TASK DESCRIPTION: Reproduce the entries below in full and without error.

MATERIAL FOR THE TASK:

"""

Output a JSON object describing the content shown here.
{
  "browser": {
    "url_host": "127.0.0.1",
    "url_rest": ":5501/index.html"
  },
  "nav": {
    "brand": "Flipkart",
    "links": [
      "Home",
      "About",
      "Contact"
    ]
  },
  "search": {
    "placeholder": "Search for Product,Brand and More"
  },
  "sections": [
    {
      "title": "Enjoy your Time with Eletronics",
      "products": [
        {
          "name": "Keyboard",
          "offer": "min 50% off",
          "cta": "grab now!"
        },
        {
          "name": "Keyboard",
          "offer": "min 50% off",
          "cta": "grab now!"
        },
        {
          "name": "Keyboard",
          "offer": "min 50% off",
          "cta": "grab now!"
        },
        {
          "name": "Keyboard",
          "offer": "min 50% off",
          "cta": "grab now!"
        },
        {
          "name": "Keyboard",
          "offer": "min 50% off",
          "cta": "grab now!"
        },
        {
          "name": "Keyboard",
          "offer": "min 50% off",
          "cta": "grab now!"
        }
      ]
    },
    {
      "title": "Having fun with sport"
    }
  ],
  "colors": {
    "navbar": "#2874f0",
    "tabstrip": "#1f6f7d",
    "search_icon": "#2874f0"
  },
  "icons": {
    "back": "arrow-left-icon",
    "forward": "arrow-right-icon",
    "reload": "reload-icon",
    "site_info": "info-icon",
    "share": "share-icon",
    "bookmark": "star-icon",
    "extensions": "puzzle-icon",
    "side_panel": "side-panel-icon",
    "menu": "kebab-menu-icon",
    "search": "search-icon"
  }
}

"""

EXERCISE SOLUTION:
Output a JSON object describing the content shown here.
{
  "browser": {
    "url_host": "127.0.0.1",
    "url_rest": ":5501/index.html"
  },
  "nav": {
    "brand": "Flipkart",
    "links": [
      "Home",
      "About",
      "Contact"
    ]
  },
  "search": {
    "placeholder": "Search for Product,Brand and More"
  },
  "sections": [
    {
      "title": "Enjoy your Time with Eletronics",
      "products": [
        {
          "name": "Keyboard",
          "offer": "min 50% off",
          "cta": "grab now!"
        },
        {
          "name": "Keyboard",
          "offer": "min 50% off",
          "cta": "grab now!"
        },
        {
          "name": "Keyboard",
          "offer": "min 50% off",
          "cta": "grab now!"
        },
        {
          "name": "Keyboard",
          "offer": "min 50% off",
          "cta": "grab now!"
        },
        {
          "name": "Keyboard",
          "offer": "min 50% off",
          "cta": "grab now!"
        },
        {
          "name": "Keyboard",
          "offer": "min 50% off",
          "cta": "grab now!"
        }
      ]
    },
    {
      "title": "Having fun with sport"
    }
  ],
  "colors": {
    "navbar": "#2874f0",
    "tabstrip": "#1f6f7d",
    "search_icon": "#2874f0"
  },
  "icons": {
    "back": "arrow-left-icon",
    "forward": "arrow-right-icon",
    "reload": "reload-icon",
    "site_info": "info-icon",
    "share": "share-icon",
    "bookmark": "star-icon",
    "extensions": "puzzle-icon",
    "side_panel": "side-panel-icon",
    "menu": "kebab-menu-icon",
    "search": "search-icon"
  }
}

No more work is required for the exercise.